Keep only the lines of the data below that contain "translate", and copy them.

(Dataset rows for apps and sites)
=== Section Start ===
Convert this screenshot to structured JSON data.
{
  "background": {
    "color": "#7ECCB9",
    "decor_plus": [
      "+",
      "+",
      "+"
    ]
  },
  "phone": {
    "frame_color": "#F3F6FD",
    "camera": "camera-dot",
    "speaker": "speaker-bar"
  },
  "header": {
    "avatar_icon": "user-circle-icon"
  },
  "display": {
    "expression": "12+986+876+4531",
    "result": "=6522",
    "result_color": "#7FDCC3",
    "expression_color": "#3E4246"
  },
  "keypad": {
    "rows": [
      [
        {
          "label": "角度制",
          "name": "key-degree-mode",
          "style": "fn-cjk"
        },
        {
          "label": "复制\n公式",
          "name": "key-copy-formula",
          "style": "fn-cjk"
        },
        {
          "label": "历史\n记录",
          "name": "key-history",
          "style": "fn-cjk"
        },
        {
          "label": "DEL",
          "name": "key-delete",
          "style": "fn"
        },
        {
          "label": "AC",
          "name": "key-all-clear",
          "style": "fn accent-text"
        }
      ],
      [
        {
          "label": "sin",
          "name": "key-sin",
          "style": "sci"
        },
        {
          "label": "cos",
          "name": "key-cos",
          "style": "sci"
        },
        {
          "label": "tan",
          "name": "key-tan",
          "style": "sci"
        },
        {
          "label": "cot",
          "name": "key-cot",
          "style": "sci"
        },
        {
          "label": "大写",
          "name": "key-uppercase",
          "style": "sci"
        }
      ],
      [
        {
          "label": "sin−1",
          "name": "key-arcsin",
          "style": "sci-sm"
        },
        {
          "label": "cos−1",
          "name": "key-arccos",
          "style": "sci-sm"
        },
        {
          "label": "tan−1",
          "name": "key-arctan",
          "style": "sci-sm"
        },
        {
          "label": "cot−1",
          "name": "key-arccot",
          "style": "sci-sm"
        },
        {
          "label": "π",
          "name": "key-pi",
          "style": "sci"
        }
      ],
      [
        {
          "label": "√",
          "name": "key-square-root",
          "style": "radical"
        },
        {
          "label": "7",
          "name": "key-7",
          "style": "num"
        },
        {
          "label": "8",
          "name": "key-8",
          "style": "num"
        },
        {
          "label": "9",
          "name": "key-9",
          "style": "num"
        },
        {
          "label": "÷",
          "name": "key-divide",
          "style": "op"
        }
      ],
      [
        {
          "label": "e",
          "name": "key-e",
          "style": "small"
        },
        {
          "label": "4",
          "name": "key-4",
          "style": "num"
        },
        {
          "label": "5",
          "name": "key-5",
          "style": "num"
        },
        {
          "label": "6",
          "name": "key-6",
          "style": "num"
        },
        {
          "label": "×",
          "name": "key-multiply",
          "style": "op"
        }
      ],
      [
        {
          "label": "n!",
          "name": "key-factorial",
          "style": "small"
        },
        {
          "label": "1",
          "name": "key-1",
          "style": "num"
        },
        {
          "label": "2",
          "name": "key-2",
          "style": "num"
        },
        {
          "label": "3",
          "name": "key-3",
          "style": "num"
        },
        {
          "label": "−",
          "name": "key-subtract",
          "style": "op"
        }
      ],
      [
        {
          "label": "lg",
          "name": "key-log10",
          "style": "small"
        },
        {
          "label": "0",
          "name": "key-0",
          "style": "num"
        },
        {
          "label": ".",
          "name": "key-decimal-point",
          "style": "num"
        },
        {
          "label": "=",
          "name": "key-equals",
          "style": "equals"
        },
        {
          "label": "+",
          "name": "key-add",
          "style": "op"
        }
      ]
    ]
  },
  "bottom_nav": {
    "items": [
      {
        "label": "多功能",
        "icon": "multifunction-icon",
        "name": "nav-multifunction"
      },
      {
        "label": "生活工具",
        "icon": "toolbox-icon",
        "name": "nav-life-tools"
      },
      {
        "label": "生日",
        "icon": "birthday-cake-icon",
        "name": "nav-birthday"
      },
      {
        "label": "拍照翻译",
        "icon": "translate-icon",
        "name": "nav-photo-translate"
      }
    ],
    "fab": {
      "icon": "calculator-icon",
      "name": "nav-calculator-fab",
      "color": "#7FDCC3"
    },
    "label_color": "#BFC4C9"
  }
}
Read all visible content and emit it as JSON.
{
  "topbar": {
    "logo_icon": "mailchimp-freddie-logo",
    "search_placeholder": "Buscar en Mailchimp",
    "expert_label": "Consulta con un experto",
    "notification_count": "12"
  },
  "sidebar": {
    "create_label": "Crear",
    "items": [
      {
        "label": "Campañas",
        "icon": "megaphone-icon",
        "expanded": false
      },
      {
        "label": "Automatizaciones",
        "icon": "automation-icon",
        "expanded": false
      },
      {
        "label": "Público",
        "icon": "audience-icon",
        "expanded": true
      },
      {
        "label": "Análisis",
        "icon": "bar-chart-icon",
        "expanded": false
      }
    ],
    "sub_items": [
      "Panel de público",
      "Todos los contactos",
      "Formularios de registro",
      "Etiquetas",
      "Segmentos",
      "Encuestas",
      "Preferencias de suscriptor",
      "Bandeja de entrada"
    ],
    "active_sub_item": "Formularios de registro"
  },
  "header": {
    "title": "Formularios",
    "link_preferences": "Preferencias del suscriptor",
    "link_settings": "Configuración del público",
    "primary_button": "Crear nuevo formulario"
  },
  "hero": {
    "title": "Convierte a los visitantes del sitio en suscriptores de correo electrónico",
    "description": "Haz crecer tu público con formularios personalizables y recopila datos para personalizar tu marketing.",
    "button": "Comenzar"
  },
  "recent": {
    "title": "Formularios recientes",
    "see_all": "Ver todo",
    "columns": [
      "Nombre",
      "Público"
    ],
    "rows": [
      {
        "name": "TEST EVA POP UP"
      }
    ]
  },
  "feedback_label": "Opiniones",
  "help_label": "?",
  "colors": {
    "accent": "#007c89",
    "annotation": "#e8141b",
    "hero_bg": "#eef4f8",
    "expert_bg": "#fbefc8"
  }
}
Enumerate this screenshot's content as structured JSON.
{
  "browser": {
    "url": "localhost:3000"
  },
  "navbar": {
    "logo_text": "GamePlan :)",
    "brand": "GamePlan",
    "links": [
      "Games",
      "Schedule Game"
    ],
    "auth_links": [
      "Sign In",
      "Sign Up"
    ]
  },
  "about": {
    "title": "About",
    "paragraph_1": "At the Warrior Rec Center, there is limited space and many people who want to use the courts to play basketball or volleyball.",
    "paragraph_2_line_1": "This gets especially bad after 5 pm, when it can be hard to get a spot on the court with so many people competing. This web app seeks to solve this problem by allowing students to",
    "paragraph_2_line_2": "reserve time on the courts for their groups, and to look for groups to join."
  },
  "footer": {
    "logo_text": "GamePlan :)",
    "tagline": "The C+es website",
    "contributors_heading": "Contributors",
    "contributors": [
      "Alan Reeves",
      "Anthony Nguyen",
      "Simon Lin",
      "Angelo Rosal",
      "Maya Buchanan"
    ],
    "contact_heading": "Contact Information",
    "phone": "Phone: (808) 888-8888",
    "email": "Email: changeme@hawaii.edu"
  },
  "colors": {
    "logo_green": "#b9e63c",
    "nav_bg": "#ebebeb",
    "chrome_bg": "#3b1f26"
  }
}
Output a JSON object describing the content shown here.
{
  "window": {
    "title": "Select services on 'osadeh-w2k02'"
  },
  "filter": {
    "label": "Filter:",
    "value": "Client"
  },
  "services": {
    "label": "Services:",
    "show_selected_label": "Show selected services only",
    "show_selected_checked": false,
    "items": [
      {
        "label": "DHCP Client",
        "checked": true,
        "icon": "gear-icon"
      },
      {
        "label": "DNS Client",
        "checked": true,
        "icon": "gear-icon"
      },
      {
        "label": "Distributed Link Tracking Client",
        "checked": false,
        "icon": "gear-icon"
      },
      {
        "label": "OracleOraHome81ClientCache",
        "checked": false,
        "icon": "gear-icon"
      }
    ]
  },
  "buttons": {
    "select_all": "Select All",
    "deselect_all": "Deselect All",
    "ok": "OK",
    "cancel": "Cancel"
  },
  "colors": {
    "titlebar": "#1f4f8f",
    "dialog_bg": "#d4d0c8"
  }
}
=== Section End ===
- **Answer below**
        "icon": "translate-icon",
        "name": "nav-photo-translate"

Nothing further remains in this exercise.